Nonprofit hospital operator Ascension Healthcare reported a loss from operations of $1.8 billion on revenue of $21.3 billion for the nine months ending March 31, as it struggled with higher operating costs and sustained revenue challenges driven by continued impacts of the COVID-19 pandemic and inflationary pressures.
An improvement in total surgical volumes, especially outpatient surgeries and emergency room visits, didn’t outpace growing expenses for Ascension, which increased by $804 million year over year in the nine month period.
Ascension’s loss comes as nonprofit and for-profit hospital operators across the country grapple with persistent heightened expenses. CommonSpirit earlier this month reported growing expenses and announced that it had cut jobs. The Mayo Clinic this month also reported that its expenses has grown 9%. Cleveland Clinic reported a profit in the first quarter this year despite rising expenses and Providence also reported increased expenses.

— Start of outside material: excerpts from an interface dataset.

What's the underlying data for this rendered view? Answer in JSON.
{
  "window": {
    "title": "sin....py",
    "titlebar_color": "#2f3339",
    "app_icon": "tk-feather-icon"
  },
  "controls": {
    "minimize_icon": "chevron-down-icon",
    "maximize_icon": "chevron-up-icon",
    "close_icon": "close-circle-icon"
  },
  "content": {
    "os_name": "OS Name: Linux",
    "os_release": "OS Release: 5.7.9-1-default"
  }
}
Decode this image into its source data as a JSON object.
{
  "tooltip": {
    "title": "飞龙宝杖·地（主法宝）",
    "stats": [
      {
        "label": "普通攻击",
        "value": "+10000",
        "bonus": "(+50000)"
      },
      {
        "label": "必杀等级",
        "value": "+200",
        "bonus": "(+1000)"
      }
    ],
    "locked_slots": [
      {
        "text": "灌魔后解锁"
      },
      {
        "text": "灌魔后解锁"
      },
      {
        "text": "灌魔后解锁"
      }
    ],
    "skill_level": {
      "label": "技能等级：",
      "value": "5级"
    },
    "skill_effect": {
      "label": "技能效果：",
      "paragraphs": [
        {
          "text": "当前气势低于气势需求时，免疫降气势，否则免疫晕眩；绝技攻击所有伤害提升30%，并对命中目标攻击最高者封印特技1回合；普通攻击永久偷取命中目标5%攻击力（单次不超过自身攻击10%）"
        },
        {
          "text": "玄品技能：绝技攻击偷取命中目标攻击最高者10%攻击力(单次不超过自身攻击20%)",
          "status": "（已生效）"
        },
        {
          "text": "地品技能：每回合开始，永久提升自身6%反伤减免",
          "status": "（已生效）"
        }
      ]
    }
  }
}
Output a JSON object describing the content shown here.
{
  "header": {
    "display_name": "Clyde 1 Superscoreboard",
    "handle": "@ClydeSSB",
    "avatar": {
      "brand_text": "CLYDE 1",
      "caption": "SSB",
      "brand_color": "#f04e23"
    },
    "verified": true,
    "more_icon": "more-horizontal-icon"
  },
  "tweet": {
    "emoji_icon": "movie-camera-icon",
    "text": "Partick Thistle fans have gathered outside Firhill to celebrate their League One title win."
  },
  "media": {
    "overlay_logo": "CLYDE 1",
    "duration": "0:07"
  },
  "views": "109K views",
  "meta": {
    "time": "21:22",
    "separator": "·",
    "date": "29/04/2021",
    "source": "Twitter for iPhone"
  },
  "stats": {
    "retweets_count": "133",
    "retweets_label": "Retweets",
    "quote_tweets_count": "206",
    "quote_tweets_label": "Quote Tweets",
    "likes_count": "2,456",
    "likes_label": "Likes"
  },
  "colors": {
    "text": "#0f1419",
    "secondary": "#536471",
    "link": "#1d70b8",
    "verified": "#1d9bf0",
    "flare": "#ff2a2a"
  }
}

“As has been widely reported, hospitals nationwide are experiencing intense financial and operational pressures as a result of the after effects of the COVID-19 pandemic, continued healthcare worker staffing shortages, ongoing supply chain challenges and persistent inflation. Ascension is no exception to these trends,” said Liz Foshage, executive vice president and CFO of Ascension, in a statement on the results.
The system attributed its expense growth to inflationary pressures “consistent with the overall healthcare provider industry.” Ascension said it had implemented plans focused on controlling expenses and improving efficiency, but acknowledged that its actions have “not fully offset” inflationary pressures.
Both supply and salary and benefit expenses decreased for the operator as Ascension relied less on contract labor. However, the system reported a 15% increase in other areas like purchased services, driven by its transition to outsourced laboratory services.
Although expenses are rising, volumes for the operator increased 2.3% for the nine month period compared with the prior-year period. For the three months ended March 31, volumes also increased by 5.3% compared to the prior-year period.
The lessening of the COVID pandemic also impacted Ascension’s urgent care volumes, which decreased by 32.9% compared to the prior-year period, as patients experienced less severe COVID infections.
Ascension’s investment losses improved after the industry struggled with losses driven by volatile financial markets last year. The operator reported investment losses of $98 million for the nine month period, compared to a prior-year loss of $736 million.